## [WHAT IS BEING ASKED]
Print each entry word for word without images.

[INFORMATION GIVEN Boundary: Start]

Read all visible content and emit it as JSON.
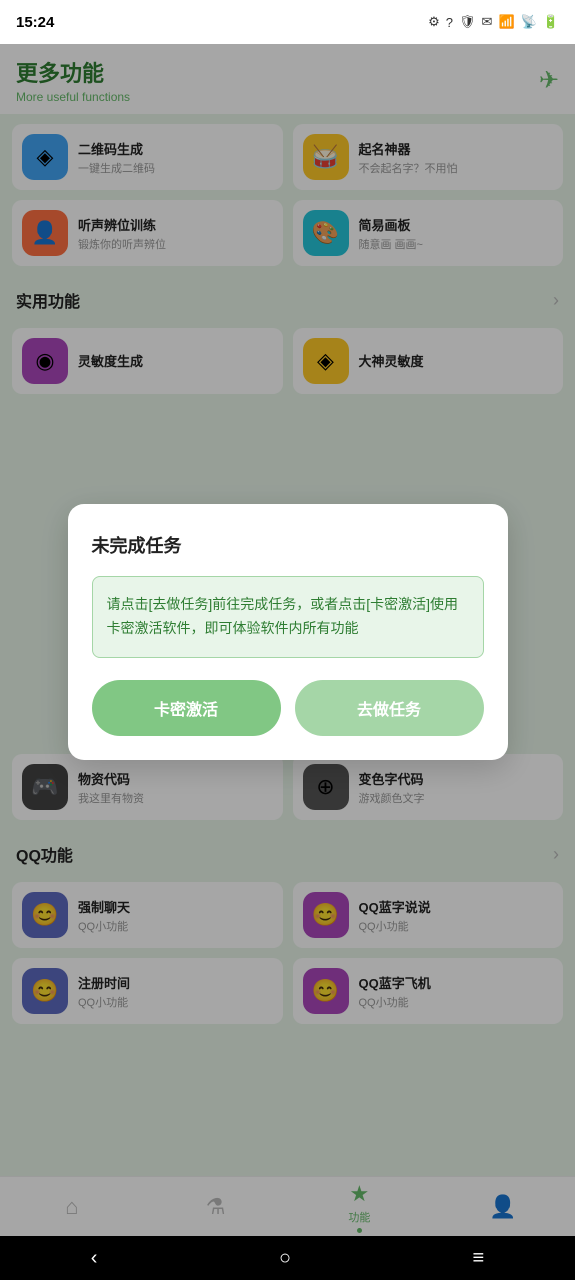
{
  "statusBar": {
    "time": "15:24",
    "icons": [
      "⚙",
      "?",
      "🛡",
      "✉"
    ]
  },
  "header": {
    "title": "更多功能",
    "subtitle": "More useful functions",
    "icon": "✈"
  },
  "features": [
    {
      "name": "二维码生成",
      "desc": "一键生成二维码",
      "icon": "🔵",
      "iconClass": "icon-blue"
    },
    {
      "name": "起名神器",
      "desc": "不会起名字？不用怕",
      "icon": "🥁",
      "iconClass": "icon-yellow"
    },
    {
      "name": "听声辨位训练",
      "desc": "锻炼你的听声辨位",
      "icon": "👤",
      "iconClass": "icon-orange"
    },
    {
      "name": "简易画板",
      "desc": "随意画 画画~",
      "icon": "🎨",
      "iconClass": "icon-teal"
    }
  ],
  "practicalSection": {
    "title": "实用功能",
    "items": [
      {
        "name": "灵敏度生成",
        "desc": "",
        "iconClass": "icon-purple"
      },
      {
        "name": "大神灵敏度",
        "desc": "",
        "iconClass": "icon-yellow"
      }
    ]
  },
  "dialog": {
    "title": "未完成任务",
    "message": "请点击[去做任务]前往完成任务，或者点击[卡密激活]使用卡密激活软件，即可体验软件内所有功能",
    "btn1": "卡密激活",
    "btn2": "去做任务"
  },
  "moreItems": [
    {
      "name": "物资代码",
      "desc": "我这里有物资",
      "iconClass": "icon-dark"
    },
    {
      "name": "变色字代码",
      "desc": "游戏颜色文字",
      "iconClass": "icon-dark"
    }
  ],
  "qqSection": {
    "title": "QQ功能",
    "items": [
      {
        "name": "强制聊天",
        "desc": "QQ小功能",
        "iconClass": "icon-indigo"
      },
      {
        "name": "QQ蓝字说说",
        "desc": "QQ小功能",
        "iconClass": "icon-purple"
      },
      {
        "name": "注册时间",
        "desc": "QQ小功能",
        "iconClass": "icon-indigo"
      },
      {
        "name": "QQ蓝字飞机",
        "desc": "QQ小功能",
        "iconClass": "icon-purple"
      }
    ]
  },
  "bottomNav": {
    "items": [
      {
        "icon": "⌂",
        "label": "",
        "active": false
      },
      {
        "icon": "⚗",
        "label": "",
        "active": false
      },
      {
        "icon": "★",
        "label": "功能",
        "active": true
      },
      {
        "icon": "👤",
        "label": "",
        "active": false
      }
    ]
  },
  "androidNav": {
    "back": "‹",
    "home": "○",
    "menu": "≡"
  }
}
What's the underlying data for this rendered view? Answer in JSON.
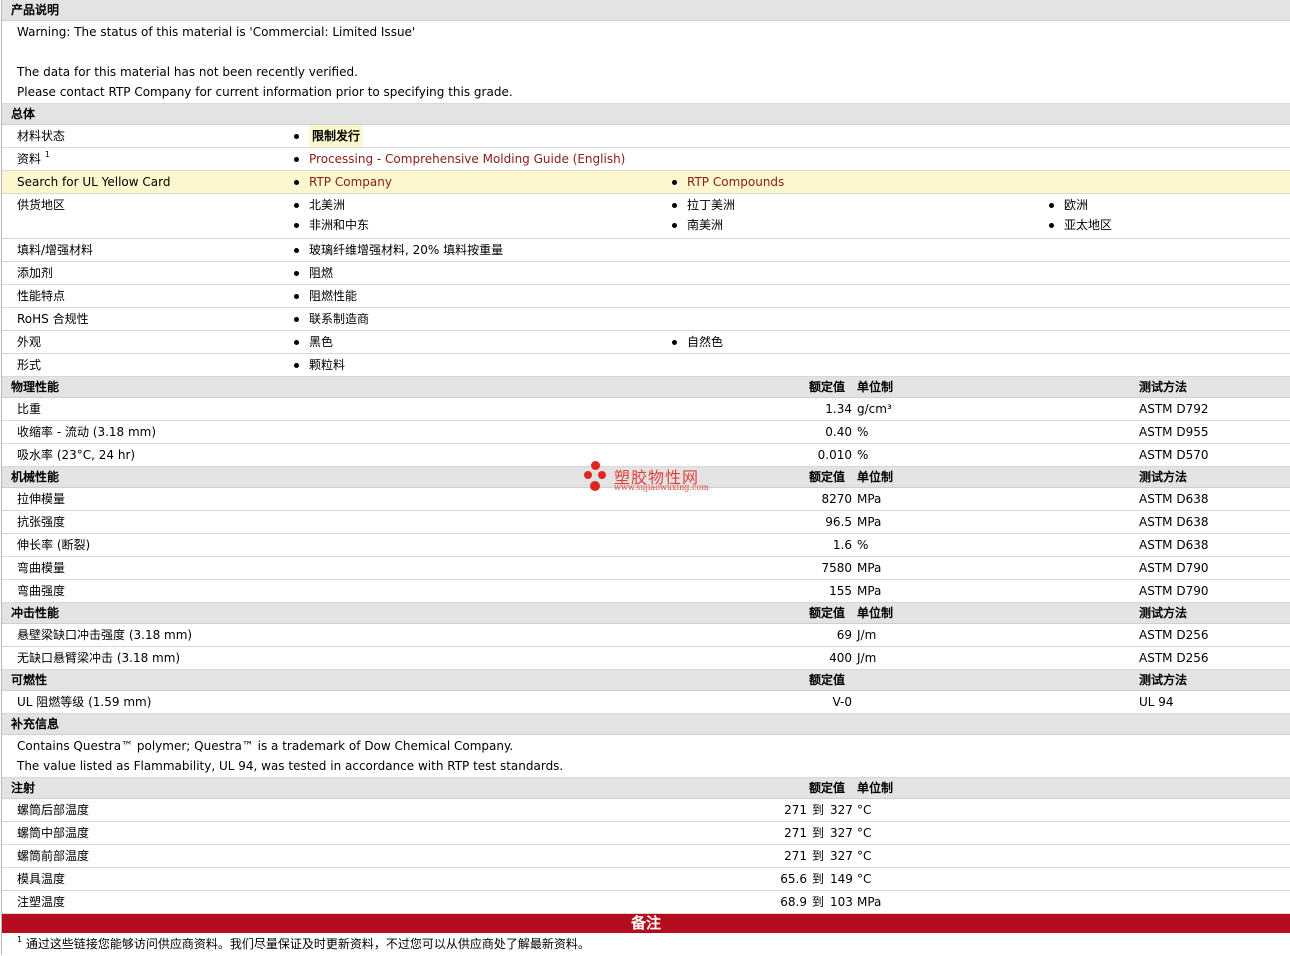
{
  "desc": {
    "title": "产品说明",
    "lines": [
      "Warning: The status of this material is 'Commercial: Limited Issue'",
      "",
      "The data for this material has not been recently verified.",
      "Please contact RTP Company for current information prior to specifying this grade."
    ]
  },
  "general": {
    "title": "总体",
    "status": {
      "label": "材料状态",
      "value": "限制发行"
    },
    "docs": {
      "label": "资料",
      "sup": "1",
      "value": "Processing - Comprehensive Molding Guide (English)"
    },
    "ul": {
      "label": "Search for UL Yellow Card",
      "v1": "RTP Company",
      "v2": "RTP Compounds"
    },
    "regions": {
      "label": "供货地区",
      "items": [
        "北美洲",
        "拉丁美洲",
        "欧洲",
        "非洲和中东",
        "南美洲",
        "亚太地区"
      ]
    },
    "filler": {
      "label": "填料/增强材料",
      "value": "玻璃纤维增强材料, 20% 填料按重量"
    },
    "additive": {
      "label": "添加剂",
      "value": "阻燃"
    },
    "features": {
      "label": "性能特点",
      "value": "阻燃性能"
    },
    "rohs": {
      "label": "RoHS 合规性",
      "value": "联系制造商"
    },
    "appearance": {
      "label": "外观",
      "v1": "黑色",
      "v2": "自然色"
    },
    "form": {
      "label": "形式",
      "value": "颗粒料"
    }
  },
  "headers": {
    "nominal": "额定值",
    "unit": "单位制",
    "method": "测试方法"
  },
  "physical": {
    "title": "物理性能",
    "rows": [
      {
        "label": "比重",
        "value": "1.34",
        "unit": "g/cm³",
        "method": "ASTM D792"
      },
      {
        "label": "收缩率  - 流动  (3.18 mm)",
        "value": "0.40",
        "unit": "%",
        "method": "ASTM D955"
      },
      {
        "label": "吸水率  (23°C, 24 hr)",
        "value": "0.010",
        "unit": "%",
        "method": "ASTM D570"
      }
    ]
  },
  "mechanical": {
    "title": "机械性能",
    "rows": [
      {
        "label": "拉伸模量",
        "value": "8270",
        "unit": "MPa",
        "method": "ASTM D638"
      },
      {
        "label": "抗张强度",
        "value": "96.5",
        "unit": "MPa",
        "method": "ASTM D638"
      },
      {
        "label": "伸长率  (断裂)",
        "value": "1.6",
        "unit": "%",
        "method": "ASTM D638"
      },
      {
        "label": "弯曲模量",
        "value": "7580",
        "unit": "MPa",
        "method": "ASTM D790"
      },
      {
        "label": "弯曲强度",
        "value": "155",
        "unit": "MPa",
        "method": "ASTM D790"
      }
    ]
  },
  "impact": {
    "title": "冲击性能",
    "rows": [
      {
        "label": "悬壁梁缺口冲击强度  (3.18 mm)",
        "value": "69",
        "unit": "J/m",
        "method": "ASTM D256"
      },
      {
        "label": "无缺口悬臂梁冲击  (3.18 mm)",
        "value": "400",
        "unit": "J/m",
        "method": "ASTM D256"
      }
    ]
  },
  "flammability": {
    "title": "可燃性",
    "rows": [
      {
        "label": "UL 阻燃等级  (1.59 mm)",
        "value": "V-0",
        "method": "UL 94"
      }
    ]
  },
  "supplemental": {
    "title": "补充信息",
    "lines": [
      "Contains Questra™ polymer; Questra™ is a trademark of Dow Chemical Company.",
      "The value listed as Flammability, UL 94, was tested in accordance with RTP test standards."
    ]
  },
  "injection": {
    "title": "注射",
    "to": "到",
    "rows": [
      {
        "label": "螺筒后部温度",
        "min": "271",
        "max": "327",
        "unit": "°C"
      },
      {
        "label": "螺筒中部温度",
        "min": "271",
        "max": "327",
        "unit": "°C"
      },
      {
        "label": "螺筒前部温度",
        "min": "271",
        "max": "327",
        "unit": "°C"
      },
      {
        "label": "模具温度",
        "min": "65.6",
        "max": "149",
        "unit": "°C"
      },
      {
        "label": "注塑温度",
        "min": "68.9",
        "max": "103",
        "unit": "MPa"
      }
    ]
  },
  "notes": {
    "title": "备注",
    "sup": "1",
    "text": "通过这些链接您能够访问供应商资料。我们尽量保证及时更新资料，不过您可以从供应商处了解最新资料。"
  },
  "watermark": {
    "name": "塑胶物性网",
    "url": "www.sujiaowuxing.com"
  }
}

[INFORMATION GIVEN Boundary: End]

## [ANSWER TO THE EXERCISE]
Read all visible content and emit it as JSON.
{
  "statusBar": {
    "time": "15:24",
    "icons": [
      "⚙",
      "?",
      "🛡",
      "✉"
    ]
  },
  "header": {
    "title": "更多功能",
    "subtitle": "More useful functions",
    "icon": "✈"
  },
  "features": [
    {
      "name": "二维码生成",
      "desc": "一键生成二维码",
      "icon": "🔵",
      "iconClass": "icon-blue"
    },
    {
      "name": "起名神器",
      "desc": "不会起名字？不用怕",
      "icon": "🥁",
      "iconClass": "icon-yellow"
    },
    {
      "name": "听声辨位训练",
      "desc": "锻炼你的听声辨位",
      "icon": "👤",
      "iconClass": "icon-orange"
    },
    {
      "name": "简易画板",
      "desc": "随意画 画画~",
      "icon": "🎨",
      "iconClass": "icon-teal"
    }
  ],
  "practicalSection": {
    "title": "实用功能",
    "items": [
      {
        "name": "灵敏度生成",
        "desc": "",
        "iconClass": "icon-purple"
      },
      {
        "name": "大神灵敏度",
        "desc": "",
        "iconClass": "icon-yellow"
      }
    ]
  },
  "dialog": {
    "title": "未完成任务",
    "message": "请点击[去做任务]前往完成任务，或者点击[卡密激活]使用卡密激活软件，即可体验软件内所有功能",
    "btn1": "卡密激活",
    "btn2": "去做任务"
  },
  "moreItems": [
    {
      "name": "物资代码",
      "desc": "我这里有物资",
      "iconClass": "icon-dark"
    },
    {
      "name": "变色字代码",
      "desc": "游戏颜色文字",
      "iconClass": "icon-dark"
    }
  ],
  "qqSection": {
    "title": "QQ功能",
    "items": [
      {
        "name": "强制聊天",
        "desc": "QQ小功能",
        "iconClass": "icon-indigo"
      },
      {
        "name": "QQ蓝字说说",
        "desc": "QQ小功能",
        "iconClass": "icon-purple"
      },
      {
        "name": "注册时间",
        "desc": "QQ小功能",
        "iconClass": "icon-indigo"
      },
      {
        "name": "QQ蓝字飞机",
        "desc": "QQ小功能",
        "iconClass": "icon-purple"
      }
    ]
  },
  "bottomNav": {
    "items": [
      {
        "icon": "⌂",
        "label": "",
        "active": false
      },
      {
        "icon": "⚗",
        "label": "",
        "active": false
      },
      {
        "icon": "★",
        "label": "功能",
        "active": true
      },
      {
        "icon": "👤",
        "label": "",
        "active": false
      }
    ]
  },
  "androidNav": {
    "back": "‹",
    "home": "○",
    "menu": "≡"
  }
}
What's the underlying data for this rendered view? Answer in JSON.
{
  "desc": {
    "title": "产品说明",
    "lines": [
      "Warning: The status of this material is 'Commercial: Limited Issue'",
      "",
      "The data for this material has not been recently verified.",
      "Please contact RTP Company for current information prior to specifying this grade."
    ]
  },
  "general": {
    "title": "总体",
    "status": {
      "label": "材料状态",
      "value": "限制发行"
    },
    "docs": {
      "label": "资料",
      "sup": "1",
      "value": "Processing - Comprehensive Molding Guide (English)"
    },
    "ul": {
      "label": "Search for UL Yellow Card",
      "v1": "RTP Company",
      "v2": "RTP Compounds"
    },
    "regions": {
      "label": "供货地区",
      "items": [
        "北美洲",
        "拉丁美洲",
        "欧洲",
        "非洲和中东",
        "南美洲",
        "亚太地区"
      ]
    },
    "filler": {
      "label": "填料/增强材料",
      "value": "玻璃纤维增强材料, 20% 填料按重量"
    },
    "additive": {
      "label": "添加剂",
      "value": "阻燃"
    },
    "features": {
      "label": "性能特点",
      "value": "阻燃性能"
    },
    "rohs": {
      "label": "RoHS 合规性",
      "value": "联系制造商"
    },
    "appearance": {
      "label": "外观",
      "v1": "黑色",
      "v2": "自然色"
    },
    "form": {
      "label": "形式",
      "value": "颗粒料"
    }
  },
  "headers": {
    "nominal": "额定值",
    "unit": "单位制",
    "method": "测试方法"
  },
  "physical": {
    "title": "物理性能",
    "rows": [
      {
        "label": "比重",
        "value": "1.34",
        "unit": "g/cm³",
        "method": "ASTM D792"
      },
      {
        "label": "收缩率  - 流动  (3.18 mm)",
        "value": "0.40",
        "unit": "%",
        "method": "ASTM D955"
      },
      {
        "label": "吸水率  (23°C, 24 hr)",
        "value": "0.010",
        "unit": "%",
        "method": "ASTM D570"
      }
    ]
  },
  "mechanical": {
    "title": "机械性能",
    "rows": [
      {
        "label": "拉伸模量",
        "value": "8270",
        "unit": "MPa",
        "method": "ASTM D638"
      },
      {
        "label": "抗张强度",
        "value": "96.5",
        "unit": "MPa",
        "method": "ASTM D638"
      },
      {
        "label": "伸长率  (断裂)",
        "value": "1.6",
        "unit": "%",
        "method": "ASTM D638"
      },
      {
        "label": "弯曲模量",
        "value": "7580",
        "unit": "MPa",
        "method": "ASTM D790"
      },
      {
        "label": "弯曲强度",
        "value": "155",
        "unit": "MPa",
        "method": "ASTM D790"
      }
    ]
  },
  "impact": {
    "title": "冲击性能",
    "rows": [
      {
        "label": "悬壁梁缺口冲击强度  (3.18 mm)",
        "value": "69",
        "unit": "J/m",
        "method": "ASTM D256"
      },
      {
        "label": "无缺口悬臂梁冲击  (3.18 mm)",
        "value": "400",
        "unit": "J/m",
        "method": "ASTM D256"
      }
    ]
  },
  "flammability": {
    "title": "可燃性",
    "rows": [
      {
        "label": "UL 阻燃等级  (1.59 mm)",
        "value": "V-0",
        "method": "UL 94"
      }
    ]
  },
  "supplemental": {
    "title": "补充信息",
    "lines": [
      "Contains Questra™ polymer; Questra™ is a trademark of Dow Chemical Company.",
      "The value listed as Flammability, UL 94, was tested in accordance with RTP test standards."
    ]
  },
  "injection": {
    "title": "注射",
    "to": "到",
    "rows": [
      {
        "label": "螺筒后部温度",
        "min": "271",
        "max": "327",
        "unit": "°C"
      },
      {
        "label": "螺筒中部温度",
        "min": "271",
        "max": "327",
        "unit": "°C"
      },
      {
        "label": "螺筒前部温度",
        "min": "271",
        "max": "327",
        "unit": "°C"
      },
      {
        "label": "模具温度",
        "min": "65.6",
        "max": "149",
        "unit": "°C"
      },
      {
        "label": "注塑温度",
        "min": "68.9",
        "max": "103",
        "unit": "MPa"
      }
    ]
  },
  "notes": {
    "title": "备注",
    "sup": "1",
    "text": "通过这些链接您能够访问供应商资料。我们尽量保证及时更新资料，不过您可以从供应商处了解最新资料。"
  },
  "watermark": {
    "name": "塑胶物性网",
    "url": "www.sujiaowuxing.com"
  }
}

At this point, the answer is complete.